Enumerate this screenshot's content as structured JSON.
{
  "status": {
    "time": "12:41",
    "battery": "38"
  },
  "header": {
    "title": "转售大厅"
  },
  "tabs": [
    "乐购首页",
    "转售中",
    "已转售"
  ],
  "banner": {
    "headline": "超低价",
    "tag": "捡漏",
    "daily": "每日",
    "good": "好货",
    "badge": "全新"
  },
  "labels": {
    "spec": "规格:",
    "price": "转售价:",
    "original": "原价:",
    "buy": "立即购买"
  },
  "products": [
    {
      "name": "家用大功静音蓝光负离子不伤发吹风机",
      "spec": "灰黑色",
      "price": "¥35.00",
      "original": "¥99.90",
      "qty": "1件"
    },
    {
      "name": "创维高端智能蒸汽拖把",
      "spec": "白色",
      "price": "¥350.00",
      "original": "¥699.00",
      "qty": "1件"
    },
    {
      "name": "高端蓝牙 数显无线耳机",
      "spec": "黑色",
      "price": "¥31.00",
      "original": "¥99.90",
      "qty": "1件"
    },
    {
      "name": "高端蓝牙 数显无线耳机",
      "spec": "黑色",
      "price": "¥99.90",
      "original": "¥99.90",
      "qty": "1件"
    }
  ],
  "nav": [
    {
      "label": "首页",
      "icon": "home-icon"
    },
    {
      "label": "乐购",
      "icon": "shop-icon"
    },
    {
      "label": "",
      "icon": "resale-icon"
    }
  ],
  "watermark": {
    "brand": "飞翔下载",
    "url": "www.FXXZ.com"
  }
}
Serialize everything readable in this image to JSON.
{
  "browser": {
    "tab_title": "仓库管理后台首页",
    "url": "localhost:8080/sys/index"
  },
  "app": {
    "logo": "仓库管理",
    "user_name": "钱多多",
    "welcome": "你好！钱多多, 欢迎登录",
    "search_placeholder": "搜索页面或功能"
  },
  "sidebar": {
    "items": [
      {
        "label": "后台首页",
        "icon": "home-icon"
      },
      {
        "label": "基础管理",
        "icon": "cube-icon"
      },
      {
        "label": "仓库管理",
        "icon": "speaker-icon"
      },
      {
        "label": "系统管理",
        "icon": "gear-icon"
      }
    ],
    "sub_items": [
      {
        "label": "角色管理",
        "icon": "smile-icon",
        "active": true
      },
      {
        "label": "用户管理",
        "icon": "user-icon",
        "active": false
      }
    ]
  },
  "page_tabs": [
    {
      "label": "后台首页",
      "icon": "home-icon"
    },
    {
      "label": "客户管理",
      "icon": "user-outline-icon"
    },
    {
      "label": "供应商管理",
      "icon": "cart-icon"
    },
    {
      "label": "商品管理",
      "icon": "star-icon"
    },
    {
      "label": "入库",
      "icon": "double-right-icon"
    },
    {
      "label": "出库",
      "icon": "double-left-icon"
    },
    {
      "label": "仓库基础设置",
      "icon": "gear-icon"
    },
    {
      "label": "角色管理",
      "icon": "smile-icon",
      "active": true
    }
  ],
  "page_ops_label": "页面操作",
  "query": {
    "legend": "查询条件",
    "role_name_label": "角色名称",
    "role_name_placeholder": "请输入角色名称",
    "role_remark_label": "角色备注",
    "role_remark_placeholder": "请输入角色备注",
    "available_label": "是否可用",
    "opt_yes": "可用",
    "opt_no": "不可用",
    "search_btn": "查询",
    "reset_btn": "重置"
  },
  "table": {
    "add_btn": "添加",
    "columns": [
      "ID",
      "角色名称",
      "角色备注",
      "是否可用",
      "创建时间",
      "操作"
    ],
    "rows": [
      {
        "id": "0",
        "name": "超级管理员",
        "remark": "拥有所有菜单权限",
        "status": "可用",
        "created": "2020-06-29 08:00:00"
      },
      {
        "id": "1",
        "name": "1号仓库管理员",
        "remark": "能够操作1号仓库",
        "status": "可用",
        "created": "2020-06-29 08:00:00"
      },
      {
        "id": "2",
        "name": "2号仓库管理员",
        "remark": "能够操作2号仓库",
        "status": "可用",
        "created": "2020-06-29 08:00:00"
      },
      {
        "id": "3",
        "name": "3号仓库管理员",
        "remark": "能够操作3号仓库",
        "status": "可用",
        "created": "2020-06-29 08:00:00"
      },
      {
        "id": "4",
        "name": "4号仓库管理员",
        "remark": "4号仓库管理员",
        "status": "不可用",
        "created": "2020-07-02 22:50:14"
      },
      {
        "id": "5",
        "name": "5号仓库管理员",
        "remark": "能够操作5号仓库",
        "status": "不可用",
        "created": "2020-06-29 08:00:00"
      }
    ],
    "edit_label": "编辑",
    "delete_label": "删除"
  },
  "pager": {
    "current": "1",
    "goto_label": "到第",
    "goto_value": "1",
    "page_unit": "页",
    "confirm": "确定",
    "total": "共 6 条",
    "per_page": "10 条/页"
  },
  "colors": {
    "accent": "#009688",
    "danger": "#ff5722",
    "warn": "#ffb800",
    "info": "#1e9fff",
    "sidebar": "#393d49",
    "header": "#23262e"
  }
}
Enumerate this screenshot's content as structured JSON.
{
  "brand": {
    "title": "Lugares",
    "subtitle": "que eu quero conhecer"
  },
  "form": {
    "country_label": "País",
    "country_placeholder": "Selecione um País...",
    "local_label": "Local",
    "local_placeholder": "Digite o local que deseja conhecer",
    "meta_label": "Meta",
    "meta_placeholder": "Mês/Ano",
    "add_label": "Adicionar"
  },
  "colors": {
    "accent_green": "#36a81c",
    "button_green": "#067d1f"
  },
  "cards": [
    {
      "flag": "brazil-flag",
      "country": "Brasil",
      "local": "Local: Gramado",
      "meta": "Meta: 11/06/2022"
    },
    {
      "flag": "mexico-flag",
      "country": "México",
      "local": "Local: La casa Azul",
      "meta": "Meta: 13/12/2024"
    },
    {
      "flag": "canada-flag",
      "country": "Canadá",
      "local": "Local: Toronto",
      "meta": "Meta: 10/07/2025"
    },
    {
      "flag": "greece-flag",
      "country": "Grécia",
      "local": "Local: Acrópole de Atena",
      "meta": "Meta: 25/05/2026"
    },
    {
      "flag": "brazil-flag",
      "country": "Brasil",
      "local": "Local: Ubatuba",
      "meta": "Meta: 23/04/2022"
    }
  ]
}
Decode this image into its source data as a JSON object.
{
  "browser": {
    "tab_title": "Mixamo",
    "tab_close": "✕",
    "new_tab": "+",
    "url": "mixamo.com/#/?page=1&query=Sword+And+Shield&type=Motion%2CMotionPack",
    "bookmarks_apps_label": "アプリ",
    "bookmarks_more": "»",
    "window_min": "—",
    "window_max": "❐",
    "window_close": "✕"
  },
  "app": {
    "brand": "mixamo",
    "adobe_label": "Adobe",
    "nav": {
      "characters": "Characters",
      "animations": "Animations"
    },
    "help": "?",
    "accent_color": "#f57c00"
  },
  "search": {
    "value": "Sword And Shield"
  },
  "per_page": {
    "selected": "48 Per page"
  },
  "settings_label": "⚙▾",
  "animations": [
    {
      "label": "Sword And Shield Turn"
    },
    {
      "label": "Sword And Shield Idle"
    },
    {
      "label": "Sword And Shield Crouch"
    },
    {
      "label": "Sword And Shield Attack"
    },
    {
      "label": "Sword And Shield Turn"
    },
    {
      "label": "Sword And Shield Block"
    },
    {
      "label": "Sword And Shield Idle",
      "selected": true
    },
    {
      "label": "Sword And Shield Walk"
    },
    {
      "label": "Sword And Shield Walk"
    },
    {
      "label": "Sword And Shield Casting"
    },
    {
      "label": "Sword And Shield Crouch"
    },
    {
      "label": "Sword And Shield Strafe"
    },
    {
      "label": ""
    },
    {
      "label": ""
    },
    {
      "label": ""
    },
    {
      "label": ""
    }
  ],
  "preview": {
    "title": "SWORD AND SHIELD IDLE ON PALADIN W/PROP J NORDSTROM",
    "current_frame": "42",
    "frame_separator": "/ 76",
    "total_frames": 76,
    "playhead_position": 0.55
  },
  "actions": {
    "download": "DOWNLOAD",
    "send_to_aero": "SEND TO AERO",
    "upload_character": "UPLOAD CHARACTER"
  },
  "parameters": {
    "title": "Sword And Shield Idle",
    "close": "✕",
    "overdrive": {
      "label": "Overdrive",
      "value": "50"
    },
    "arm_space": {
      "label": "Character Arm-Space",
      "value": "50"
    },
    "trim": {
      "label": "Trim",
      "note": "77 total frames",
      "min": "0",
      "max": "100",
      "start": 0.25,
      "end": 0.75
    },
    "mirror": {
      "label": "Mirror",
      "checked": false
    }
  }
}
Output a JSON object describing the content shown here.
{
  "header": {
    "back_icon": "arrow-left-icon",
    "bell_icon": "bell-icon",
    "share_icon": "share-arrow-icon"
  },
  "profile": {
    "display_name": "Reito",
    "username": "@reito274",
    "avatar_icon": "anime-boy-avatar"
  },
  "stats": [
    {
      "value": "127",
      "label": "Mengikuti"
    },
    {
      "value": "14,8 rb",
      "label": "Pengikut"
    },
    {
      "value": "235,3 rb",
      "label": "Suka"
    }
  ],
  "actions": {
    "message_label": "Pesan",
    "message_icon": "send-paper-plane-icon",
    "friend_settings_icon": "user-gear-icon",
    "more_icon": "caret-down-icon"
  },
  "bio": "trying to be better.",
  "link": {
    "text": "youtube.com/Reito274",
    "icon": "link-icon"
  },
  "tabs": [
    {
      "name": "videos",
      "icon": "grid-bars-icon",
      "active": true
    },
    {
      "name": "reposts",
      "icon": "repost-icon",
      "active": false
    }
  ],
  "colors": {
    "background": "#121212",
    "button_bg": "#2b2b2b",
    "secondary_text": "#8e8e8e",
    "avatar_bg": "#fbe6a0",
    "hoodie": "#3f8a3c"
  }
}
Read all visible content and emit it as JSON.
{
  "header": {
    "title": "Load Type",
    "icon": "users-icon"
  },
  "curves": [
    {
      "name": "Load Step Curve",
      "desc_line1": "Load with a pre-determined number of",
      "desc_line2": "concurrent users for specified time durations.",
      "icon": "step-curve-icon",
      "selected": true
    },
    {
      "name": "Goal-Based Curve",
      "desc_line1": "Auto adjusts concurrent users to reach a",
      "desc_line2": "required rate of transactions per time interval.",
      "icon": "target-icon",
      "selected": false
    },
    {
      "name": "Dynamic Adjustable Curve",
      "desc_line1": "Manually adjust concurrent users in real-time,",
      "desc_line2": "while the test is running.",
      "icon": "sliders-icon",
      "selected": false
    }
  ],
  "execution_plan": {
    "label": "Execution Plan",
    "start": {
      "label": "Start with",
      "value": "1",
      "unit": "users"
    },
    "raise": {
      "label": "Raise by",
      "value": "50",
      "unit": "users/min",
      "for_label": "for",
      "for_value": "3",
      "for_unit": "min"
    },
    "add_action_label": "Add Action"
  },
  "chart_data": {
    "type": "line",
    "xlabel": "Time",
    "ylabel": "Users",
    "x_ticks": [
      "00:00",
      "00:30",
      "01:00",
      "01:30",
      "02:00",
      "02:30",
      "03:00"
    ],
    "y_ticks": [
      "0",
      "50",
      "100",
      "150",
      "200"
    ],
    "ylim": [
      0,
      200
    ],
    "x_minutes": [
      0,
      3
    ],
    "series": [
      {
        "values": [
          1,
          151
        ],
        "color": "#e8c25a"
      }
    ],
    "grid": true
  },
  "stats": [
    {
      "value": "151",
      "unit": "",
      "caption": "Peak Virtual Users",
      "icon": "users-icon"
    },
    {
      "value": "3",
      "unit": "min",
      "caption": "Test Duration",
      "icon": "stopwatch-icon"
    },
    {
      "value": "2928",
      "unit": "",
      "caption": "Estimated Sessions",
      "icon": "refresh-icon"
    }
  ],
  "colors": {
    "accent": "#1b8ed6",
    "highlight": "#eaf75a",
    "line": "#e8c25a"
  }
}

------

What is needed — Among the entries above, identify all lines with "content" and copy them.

Reply —
Enumerate this screenshot's content as structured JSON.
Enumerate this screenshot's content as structured JSON.
Output a JSON object describing the content shown here.
Read all visible content and emit it as JSON.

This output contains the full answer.